▶ [Directions]: The expected response is a copy of every line in the entries below that includes the word "icon".

▶ [Material provided]:
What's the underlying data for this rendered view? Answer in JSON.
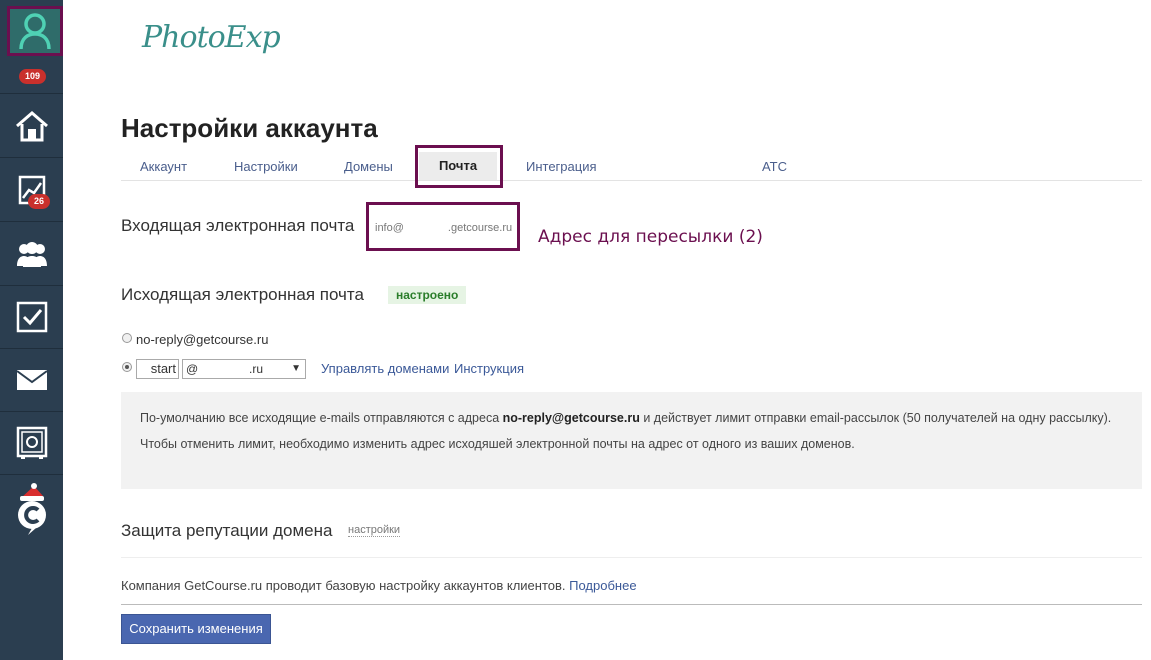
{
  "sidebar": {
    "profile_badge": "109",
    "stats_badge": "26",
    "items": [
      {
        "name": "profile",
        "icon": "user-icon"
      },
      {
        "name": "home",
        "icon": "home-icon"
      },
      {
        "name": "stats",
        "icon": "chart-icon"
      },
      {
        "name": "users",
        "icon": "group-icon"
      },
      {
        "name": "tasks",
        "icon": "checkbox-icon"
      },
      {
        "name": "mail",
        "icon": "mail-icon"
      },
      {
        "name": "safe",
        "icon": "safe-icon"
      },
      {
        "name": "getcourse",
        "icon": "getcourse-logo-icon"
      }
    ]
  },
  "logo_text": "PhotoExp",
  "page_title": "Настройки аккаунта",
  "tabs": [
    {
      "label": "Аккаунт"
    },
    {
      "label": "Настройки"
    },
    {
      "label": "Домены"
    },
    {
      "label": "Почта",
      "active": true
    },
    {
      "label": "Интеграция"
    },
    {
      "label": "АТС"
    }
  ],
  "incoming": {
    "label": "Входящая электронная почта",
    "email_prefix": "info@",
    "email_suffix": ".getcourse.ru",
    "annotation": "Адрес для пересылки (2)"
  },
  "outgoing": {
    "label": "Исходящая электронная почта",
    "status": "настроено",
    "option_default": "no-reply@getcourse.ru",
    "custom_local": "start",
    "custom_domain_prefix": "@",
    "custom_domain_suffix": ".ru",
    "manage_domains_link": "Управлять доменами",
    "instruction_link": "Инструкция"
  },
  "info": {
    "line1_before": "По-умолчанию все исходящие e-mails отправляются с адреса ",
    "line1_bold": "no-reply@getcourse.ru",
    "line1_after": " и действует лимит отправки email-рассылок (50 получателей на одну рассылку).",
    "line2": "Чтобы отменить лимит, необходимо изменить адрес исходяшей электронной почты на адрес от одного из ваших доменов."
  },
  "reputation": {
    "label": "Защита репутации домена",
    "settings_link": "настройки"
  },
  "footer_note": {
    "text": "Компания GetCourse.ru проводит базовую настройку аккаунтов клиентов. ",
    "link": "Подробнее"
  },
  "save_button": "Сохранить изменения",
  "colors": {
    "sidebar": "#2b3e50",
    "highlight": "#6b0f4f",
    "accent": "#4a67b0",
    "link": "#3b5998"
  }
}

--

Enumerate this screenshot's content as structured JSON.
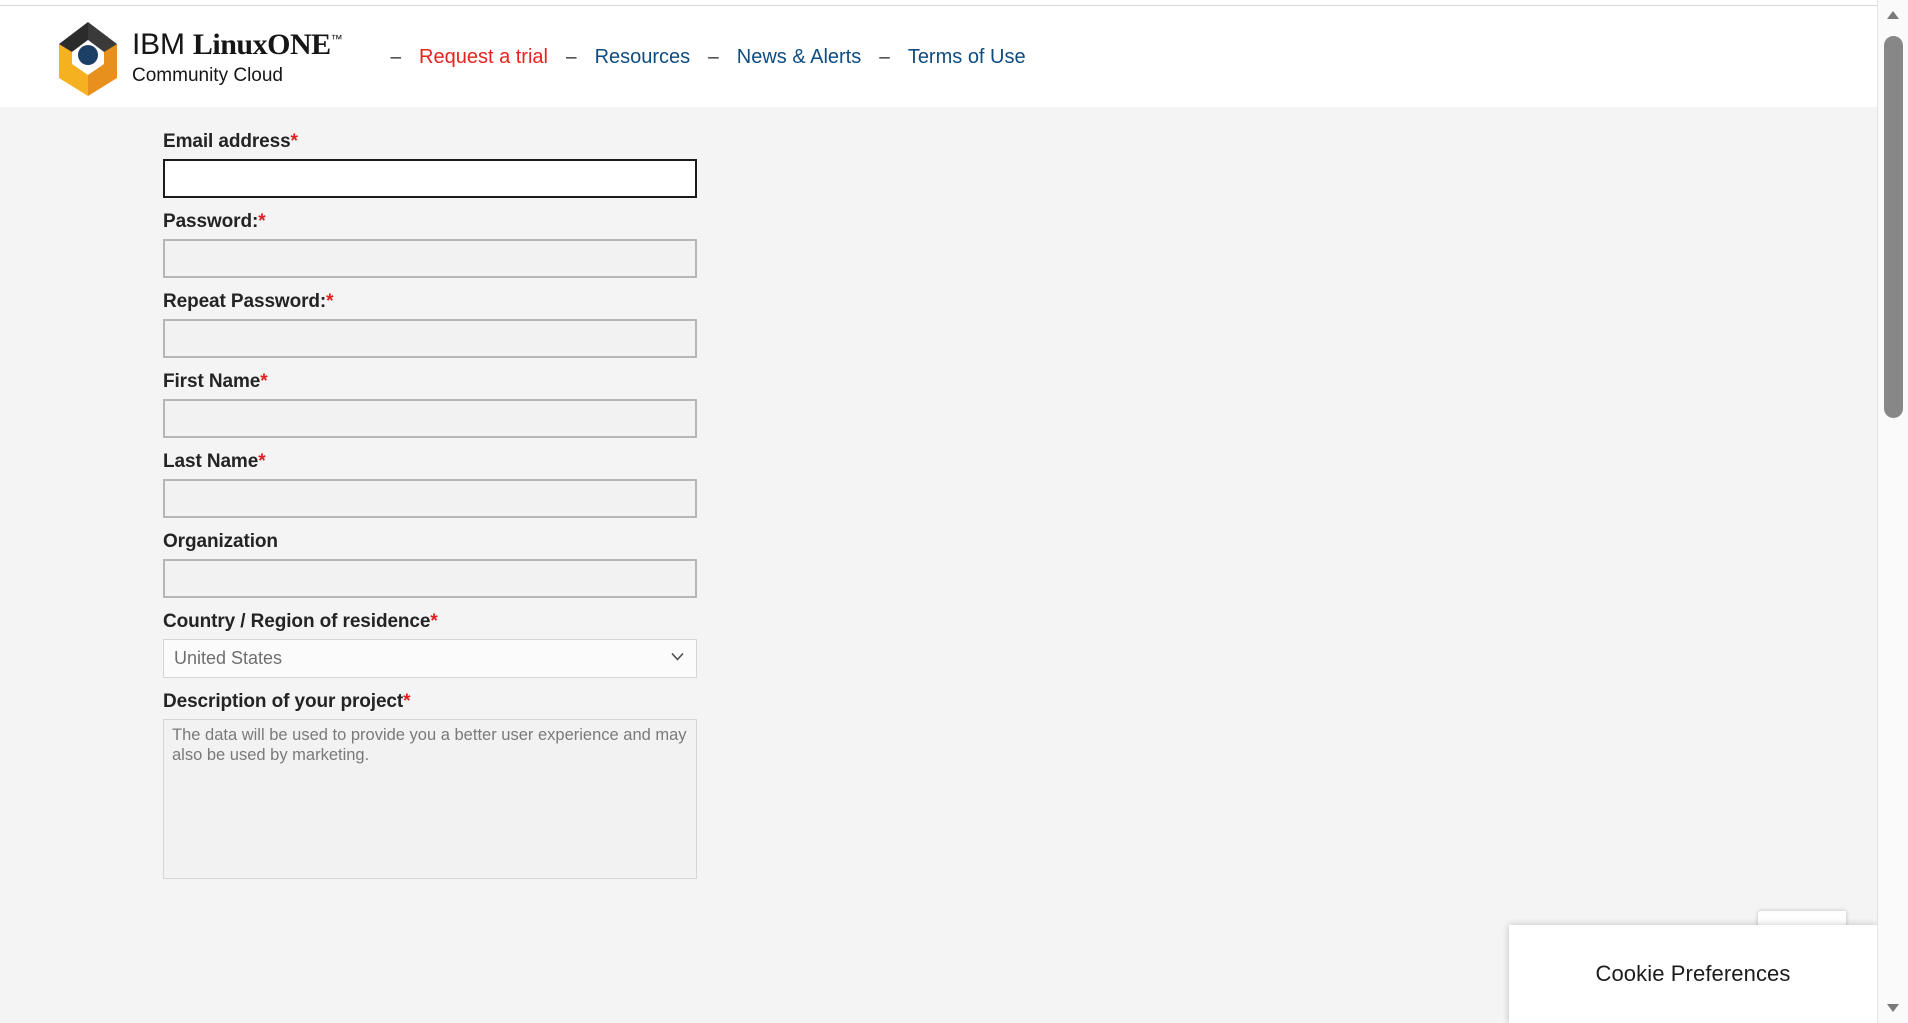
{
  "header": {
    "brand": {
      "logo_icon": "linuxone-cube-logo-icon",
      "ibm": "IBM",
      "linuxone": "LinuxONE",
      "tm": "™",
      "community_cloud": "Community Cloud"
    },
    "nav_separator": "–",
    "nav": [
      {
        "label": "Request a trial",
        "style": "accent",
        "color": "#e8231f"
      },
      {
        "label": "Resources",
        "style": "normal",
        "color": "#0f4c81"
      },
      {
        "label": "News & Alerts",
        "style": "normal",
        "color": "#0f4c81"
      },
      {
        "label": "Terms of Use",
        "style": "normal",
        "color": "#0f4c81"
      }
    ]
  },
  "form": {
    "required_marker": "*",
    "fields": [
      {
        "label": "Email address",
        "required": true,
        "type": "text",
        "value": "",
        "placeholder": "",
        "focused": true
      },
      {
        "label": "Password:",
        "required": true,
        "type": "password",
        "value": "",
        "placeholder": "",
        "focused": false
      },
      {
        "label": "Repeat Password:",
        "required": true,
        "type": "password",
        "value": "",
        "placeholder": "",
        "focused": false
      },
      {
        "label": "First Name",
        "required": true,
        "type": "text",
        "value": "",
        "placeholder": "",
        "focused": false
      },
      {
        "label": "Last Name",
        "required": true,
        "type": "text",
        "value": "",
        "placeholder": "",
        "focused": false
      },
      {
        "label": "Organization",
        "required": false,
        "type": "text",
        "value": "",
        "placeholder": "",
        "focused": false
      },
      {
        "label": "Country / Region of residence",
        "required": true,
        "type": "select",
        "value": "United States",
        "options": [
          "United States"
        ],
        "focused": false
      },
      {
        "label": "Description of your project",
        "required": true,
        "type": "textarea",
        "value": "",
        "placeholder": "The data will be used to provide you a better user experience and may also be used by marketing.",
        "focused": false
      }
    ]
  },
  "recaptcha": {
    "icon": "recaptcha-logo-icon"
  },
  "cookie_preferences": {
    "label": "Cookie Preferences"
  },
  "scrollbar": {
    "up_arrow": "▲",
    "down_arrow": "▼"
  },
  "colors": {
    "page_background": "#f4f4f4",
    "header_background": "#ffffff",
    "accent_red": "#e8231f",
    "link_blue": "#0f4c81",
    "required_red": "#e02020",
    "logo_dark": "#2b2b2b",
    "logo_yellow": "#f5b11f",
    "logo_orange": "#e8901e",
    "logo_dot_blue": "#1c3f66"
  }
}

▶ [Exercise response]:
        "icon": "user-icon"
        "icon": "home-icon"
        "icon": "chart-icon"
        "icon": "group-icon"
        "icon": "checkbox-icon"
        "icon": "mail-icon"
        "icon": "safe-icon"
        "icon": "getcourse-logo-icon"
      "logo_icon": "linuxone-cube-logo-icon",
    "icon": "recaptcha-logo-icon"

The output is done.